Nothing but the truth should be the stand to combat the evil and convert the wrong in the way of non-violence. This philosophical view was coined and developed by Mr Gandhi; was known as “Satyagrah” or Truth-force. The idea had revolutionized the thought of protest in a whole new way, which is significantly different than its closest path of “Passive resistance” that often ended up in a conflicting situation, whereas, “Satyagrah” is theoretically designed to sustain with peace, despite any the situation. Gandhi believed, “the problem of British rule was a moral one – not the denial of self-determination but the fact that British rule, as he saw it, trapped India in a world where violence was rampant and where society was organized on competitive lines as people scrambled for wealth and power. ” He wanted to change the thought of the ruler in a peaceful way so that, the ruler faces some moral obligation as well as to get the support of peace-loving people.
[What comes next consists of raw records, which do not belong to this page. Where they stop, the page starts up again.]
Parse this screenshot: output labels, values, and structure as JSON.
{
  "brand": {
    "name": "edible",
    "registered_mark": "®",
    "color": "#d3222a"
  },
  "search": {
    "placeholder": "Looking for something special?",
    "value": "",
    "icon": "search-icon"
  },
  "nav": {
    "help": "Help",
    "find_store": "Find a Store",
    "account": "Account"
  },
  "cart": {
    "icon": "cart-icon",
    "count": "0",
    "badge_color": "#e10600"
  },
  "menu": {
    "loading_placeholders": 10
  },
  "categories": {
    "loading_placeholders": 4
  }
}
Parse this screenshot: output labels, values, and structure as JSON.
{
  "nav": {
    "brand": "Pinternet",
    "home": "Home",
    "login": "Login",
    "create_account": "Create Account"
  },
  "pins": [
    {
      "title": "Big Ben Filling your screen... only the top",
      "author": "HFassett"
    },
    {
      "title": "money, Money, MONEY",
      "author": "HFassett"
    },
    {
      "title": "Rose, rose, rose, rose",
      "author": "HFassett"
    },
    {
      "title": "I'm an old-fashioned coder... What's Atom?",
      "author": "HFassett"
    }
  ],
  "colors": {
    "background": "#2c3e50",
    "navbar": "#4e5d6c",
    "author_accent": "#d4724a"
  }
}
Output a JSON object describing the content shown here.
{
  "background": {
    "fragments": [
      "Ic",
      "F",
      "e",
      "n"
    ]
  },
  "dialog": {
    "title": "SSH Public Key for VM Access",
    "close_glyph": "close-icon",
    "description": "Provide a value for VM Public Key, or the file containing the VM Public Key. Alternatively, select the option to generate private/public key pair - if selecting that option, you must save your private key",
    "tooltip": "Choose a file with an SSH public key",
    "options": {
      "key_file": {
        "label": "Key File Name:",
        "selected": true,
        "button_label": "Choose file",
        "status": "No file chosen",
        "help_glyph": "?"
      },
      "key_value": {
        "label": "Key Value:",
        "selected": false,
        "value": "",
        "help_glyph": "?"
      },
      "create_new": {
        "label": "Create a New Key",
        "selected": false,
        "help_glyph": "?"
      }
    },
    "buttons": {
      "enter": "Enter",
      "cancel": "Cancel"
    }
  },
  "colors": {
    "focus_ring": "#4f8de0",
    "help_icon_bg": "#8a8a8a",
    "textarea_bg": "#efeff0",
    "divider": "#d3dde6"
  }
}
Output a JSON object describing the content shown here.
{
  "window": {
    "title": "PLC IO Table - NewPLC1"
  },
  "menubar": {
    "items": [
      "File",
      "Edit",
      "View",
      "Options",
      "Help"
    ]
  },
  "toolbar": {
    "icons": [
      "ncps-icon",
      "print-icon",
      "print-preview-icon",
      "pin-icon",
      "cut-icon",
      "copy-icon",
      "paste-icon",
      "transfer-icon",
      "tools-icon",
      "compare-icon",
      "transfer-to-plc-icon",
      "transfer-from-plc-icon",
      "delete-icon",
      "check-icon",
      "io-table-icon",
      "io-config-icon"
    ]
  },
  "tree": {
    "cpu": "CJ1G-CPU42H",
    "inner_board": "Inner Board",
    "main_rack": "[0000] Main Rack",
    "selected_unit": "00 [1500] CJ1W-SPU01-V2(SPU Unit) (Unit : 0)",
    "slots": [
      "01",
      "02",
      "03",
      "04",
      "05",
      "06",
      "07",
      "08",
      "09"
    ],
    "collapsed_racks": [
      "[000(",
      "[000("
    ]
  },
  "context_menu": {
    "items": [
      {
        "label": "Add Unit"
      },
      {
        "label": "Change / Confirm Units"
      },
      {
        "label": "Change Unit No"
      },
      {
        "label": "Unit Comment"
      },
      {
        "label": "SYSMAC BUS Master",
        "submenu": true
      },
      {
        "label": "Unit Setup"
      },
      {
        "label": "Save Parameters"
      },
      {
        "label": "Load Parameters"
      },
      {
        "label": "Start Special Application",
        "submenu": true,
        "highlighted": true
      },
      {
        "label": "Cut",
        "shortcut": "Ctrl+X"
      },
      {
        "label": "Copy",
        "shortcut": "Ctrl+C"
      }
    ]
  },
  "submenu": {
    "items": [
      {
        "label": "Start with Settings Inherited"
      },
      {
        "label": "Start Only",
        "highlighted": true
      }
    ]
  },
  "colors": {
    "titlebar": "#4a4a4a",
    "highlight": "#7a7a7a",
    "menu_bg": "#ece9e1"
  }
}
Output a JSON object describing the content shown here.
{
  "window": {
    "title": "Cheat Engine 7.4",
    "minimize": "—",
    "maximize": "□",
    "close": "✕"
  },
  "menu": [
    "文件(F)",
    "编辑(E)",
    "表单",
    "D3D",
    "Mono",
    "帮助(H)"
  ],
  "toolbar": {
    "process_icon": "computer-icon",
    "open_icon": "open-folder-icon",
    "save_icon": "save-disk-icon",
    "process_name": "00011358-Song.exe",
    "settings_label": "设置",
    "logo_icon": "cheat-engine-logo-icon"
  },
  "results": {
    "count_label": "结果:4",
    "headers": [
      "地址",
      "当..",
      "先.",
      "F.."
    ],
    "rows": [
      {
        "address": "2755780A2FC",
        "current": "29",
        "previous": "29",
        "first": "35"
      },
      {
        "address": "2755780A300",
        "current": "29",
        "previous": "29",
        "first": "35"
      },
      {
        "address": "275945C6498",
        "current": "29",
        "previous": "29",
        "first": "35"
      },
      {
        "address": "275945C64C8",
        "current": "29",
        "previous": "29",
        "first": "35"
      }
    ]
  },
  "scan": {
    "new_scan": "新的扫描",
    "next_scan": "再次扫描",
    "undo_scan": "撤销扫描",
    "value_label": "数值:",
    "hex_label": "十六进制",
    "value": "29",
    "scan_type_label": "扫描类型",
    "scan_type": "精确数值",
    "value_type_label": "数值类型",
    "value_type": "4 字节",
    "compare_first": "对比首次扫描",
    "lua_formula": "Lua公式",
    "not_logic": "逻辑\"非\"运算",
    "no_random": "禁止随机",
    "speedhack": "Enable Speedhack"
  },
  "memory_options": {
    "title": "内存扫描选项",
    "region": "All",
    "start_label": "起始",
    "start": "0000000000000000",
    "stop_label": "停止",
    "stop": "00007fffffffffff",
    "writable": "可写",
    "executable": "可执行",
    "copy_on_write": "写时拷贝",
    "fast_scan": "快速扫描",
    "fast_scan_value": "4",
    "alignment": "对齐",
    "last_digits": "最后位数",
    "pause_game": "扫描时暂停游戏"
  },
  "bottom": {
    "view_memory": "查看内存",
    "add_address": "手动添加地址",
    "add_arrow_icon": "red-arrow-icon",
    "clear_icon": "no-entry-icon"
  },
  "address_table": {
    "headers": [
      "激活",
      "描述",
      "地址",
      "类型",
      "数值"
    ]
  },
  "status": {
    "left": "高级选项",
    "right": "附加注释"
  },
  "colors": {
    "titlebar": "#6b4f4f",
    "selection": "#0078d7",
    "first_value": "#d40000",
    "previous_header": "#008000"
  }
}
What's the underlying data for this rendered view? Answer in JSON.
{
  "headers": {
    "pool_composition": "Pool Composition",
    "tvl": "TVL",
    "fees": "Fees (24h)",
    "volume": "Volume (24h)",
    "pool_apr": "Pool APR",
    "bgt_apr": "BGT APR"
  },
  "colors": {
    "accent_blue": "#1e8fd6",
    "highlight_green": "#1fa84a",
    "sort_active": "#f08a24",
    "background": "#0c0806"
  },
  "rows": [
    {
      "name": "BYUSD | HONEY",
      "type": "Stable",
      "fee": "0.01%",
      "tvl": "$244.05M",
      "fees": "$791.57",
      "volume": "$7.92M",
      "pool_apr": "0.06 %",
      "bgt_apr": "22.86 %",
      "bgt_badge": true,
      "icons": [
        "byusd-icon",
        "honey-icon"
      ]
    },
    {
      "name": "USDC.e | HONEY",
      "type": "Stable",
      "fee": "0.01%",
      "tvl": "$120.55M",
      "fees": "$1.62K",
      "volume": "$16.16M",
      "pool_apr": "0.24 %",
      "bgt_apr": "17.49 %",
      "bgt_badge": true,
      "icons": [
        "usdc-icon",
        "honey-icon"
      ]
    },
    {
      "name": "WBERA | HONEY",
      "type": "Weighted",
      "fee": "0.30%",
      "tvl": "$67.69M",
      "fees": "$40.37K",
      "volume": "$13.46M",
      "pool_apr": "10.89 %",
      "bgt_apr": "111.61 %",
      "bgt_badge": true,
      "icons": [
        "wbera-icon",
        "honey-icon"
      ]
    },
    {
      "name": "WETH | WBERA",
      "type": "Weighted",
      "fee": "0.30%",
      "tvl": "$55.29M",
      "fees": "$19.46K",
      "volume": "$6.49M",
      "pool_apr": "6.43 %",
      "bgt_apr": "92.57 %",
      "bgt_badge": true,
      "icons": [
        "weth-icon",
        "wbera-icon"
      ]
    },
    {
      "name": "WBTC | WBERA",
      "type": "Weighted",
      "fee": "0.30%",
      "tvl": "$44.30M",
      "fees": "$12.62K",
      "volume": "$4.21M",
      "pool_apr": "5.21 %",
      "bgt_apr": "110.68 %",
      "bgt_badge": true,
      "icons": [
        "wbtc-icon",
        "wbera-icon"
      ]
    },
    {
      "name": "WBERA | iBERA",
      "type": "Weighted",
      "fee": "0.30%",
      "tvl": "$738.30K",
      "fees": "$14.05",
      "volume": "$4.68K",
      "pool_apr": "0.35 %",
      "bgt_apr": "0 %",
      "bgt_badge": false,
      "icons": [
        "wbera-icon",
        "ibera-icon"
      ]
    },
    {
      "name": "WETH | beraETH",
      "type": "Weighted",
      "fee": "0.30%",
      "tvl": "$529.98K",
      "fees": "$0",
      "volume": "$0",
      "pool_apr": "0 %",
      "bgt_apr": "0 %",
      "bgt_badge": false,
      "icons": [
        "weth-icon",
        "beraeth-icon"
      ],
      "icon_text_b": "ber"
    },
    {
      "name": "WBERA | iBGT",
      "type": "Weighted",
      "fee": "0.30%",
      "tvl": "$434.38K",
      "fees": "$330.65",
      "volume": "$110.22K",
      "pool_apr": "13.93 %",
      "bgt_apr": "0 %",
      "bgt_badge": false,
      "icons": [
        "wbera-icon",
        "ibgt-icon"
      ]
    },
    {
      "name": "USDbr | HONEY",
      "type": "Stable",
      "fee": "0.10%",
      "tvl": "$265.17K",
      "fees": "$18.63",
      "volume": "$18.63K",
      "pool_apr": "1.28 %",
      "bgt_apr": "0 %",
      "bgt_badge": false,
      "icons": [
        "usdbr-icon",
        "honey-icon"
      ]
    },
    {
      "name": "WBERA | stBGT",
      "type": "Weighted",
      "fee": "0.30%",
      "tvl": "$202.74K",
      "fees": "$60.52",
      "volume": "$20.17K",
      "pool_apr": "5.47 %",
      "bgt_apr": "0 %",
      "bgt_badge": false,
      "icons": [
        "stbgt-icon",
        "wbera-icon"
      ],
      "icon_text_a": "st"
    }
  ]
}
Gandhi paid great attention to keep the movement non-violent. He struggled to fight against the odds inside own community and re-educating the traditional Indian society with thousands of cultures and hundreds of political platform were not so easy. Sometimes the process deemed to be failed and he had to call off some campaigns too. These efforts upheld him in a new place as the view was widely maintained by most of the Indians and accepted by the world community. Nonetheless, this effort was not a direct cause of independence of India rather it fuelled the protest from a different aspect, it tied the knots on the chain events of Indian independence, which made this philosophy very compiling even in the present world politics today.